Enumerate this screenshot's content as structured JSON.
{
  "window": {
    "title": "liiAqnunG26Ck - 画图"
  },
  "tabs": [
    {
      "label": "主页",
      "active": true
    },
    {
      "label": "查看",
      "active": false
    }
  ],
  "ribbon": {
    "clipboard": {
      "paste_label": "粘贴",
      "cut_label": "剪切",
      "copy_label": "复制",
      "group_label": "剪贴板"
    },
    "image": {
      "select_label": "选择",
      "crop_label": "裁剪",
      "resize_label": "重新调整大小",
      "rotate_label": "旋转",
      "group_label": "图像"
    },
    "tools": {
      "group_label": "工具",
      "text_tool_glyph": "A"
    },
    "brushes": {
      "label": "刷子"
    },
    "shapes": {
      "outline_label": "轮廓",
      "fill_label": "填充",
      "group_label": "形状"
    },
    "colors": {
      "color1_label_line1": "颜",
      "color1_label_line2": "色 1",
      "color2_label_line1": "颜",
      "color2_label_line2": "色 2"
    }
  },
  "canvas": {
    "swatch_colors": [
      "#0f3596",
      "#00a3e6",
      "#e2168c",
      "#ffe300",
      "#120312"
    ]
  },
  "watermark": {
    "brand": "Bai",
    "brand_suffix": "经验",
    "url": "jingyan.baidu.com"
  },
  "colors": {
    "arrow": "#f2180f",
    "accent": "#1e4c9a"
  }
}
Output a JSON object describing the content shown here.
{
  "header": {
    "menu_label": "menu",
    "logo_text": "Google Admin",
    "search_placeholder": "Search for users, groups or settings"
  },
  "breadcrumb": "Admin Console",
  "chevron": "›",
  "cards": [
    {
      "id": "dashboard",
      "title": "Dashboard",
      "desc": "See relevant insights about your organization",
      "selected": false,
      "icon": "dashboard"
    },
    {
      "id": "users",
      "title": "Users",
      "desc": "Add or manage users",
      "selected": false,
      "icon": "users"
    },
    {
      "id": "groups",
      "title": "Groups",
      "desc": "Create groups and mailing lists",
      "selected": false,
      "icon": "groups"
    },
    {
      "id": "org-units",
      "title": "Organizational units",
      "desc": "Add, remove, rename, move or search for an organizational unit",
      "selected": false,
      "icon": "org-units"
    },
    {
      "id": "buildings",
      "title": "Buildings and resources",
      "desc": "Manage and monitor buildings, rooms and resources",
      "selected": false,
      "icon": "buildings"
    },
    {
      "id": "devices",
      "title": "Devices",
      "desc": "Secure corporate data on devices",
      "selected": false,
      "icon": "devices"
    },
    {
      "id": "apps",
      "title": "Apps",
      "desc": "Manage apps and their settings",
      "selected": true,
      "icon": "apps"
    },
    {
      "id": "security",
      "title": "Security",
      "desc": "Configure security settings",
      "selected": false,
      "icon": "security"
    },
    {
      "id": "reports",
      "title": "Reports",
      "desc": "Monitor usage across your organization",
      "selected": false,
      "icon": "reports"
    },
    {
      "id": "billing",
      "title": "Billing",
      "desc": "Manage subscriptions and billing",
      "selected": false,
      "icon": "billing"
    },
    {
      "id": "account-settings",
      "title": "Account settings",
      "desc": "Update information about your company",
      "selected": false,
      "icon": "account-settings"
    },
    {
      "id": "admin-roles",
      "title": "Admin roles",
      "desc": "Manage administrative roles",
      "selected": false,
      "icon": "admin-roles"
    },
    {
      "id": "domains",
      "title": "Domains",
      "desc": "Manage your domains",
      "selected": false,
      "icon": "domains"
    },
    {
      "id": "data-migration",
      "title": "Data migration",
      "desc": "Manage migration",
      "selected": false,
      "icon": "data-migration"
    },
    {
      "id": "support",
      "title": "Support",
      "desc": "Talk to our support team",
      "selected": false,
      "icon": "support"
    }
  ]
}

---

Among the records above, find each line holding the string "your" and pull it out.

      "desc": "See relevant insights about your organization",
      "desc": "Monitor usage across your organization",
      "desc": "Update information about your company",
      "desc": "Manage your domains",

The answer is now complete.